What you are asked to do => In the data that follows, count the lines in which the word "content" occurs, and report that figure alone.
++++ Information ++++
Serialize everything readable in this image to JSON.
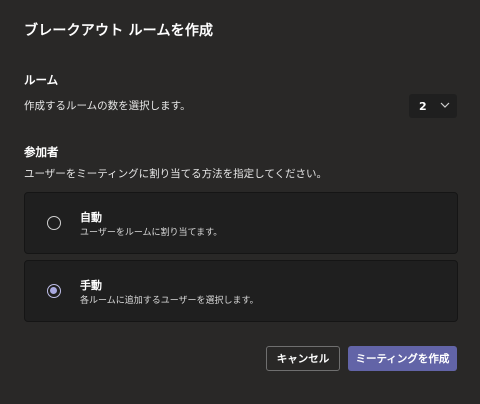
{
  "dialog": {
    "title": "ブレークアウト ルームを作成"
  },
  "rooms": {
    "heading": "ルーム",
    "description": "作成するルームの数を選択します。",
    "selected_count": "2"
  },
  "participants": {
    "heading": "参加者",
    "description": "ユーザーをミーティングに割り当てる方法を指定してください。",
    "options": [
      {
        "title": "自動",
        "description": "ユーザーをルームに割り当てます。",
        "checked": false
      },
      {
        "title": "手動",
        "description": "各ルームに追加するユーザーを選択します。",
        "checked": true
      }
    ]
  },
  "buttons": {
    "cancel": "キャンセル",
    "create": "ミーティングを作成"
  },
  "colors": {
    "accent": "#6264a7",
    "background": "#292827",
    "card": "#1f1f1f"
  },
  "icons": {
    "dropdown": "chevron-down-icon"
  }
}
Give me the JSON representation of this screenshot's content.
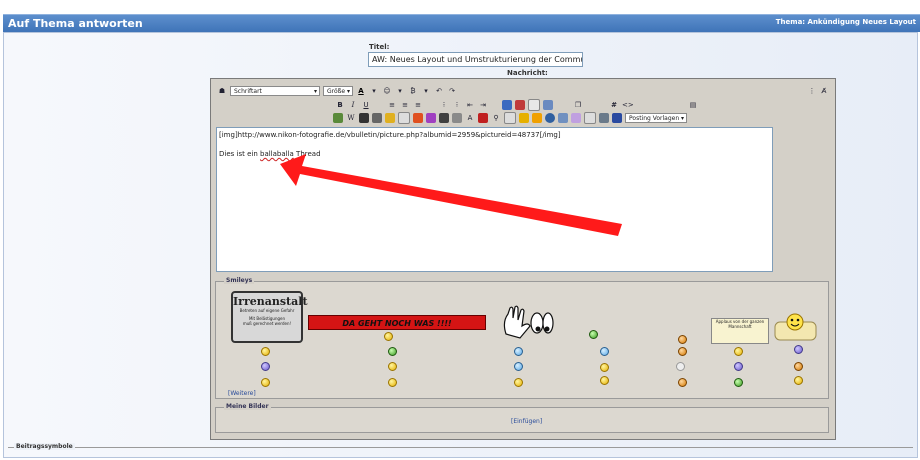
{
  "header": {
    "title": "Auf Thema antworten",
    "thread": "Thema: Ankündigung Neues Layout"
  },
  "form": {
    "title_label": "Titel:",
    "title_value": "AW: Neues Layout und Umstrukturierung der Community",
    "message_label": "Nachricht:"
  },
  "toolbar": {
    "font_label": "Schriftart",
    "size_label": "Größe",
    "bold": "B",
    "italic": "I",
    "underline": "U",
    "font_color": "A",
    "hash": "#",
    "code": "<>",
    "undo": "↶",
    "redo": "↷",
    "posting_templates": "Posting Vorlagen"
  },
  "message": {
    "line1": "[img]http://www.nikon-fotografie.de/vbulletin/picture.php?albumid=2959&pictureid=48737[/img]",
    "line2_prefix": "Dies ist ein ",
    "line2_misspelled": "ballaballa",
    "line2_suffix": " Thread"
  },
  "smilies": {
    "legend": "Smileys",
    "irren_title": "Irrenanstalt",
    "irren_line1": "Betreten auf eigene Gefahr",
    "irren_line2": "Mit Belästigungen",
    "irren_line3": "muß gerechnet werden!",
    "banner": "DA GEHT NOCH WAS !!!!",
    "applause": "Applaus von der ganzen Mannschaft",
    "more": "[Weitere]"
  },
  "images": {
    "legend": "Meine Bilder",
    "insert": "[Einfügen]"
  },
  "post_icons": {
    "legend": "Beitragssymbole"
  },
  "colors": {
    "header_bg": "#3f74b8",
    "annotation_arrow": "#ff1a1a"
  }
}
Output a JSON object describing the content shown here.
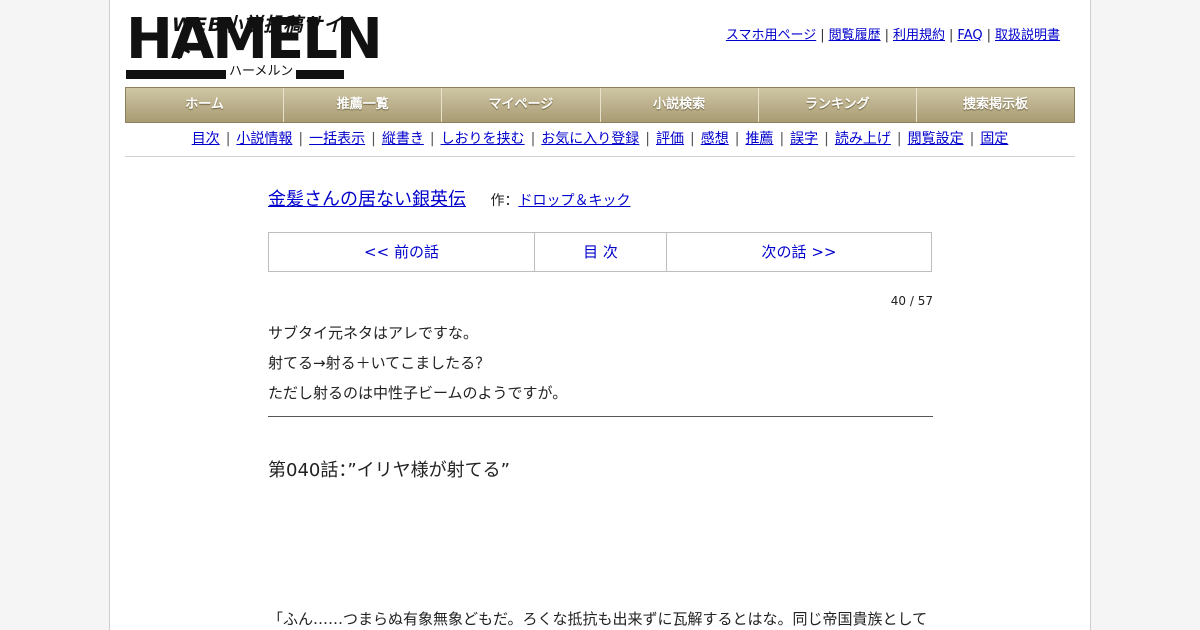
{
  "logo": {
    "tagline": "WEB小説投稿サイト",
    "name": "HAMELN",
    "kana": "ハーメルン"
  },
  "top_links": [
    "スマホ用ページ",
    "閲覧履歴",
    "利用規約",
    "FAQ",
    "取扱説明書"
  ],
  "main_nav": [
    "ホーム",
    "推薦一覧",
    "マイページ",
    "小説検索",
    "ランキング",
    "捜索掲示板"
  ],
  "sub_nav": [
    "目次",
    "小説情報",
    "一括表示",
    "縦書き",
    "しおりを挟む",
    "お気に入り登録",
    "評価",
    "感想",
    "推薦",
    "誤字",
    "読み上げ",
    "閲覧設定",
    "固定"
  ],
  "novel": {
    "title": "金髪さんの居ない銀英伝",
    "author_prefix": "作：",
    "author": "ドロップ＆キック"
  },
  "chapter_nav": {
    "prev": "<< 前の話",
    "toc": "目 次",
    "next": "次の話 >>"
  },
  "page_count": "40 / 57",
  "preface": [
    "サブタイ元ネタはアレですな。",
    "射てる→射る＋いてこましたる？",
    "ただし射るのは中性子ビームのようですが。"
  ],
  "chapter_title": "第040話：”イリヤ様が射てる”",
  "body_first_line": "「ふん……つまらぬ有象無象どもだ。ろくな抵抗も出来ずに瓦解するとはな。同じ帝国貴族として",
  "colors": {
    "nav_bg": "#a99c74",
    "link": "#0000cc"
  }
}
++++
Exercise solution => 2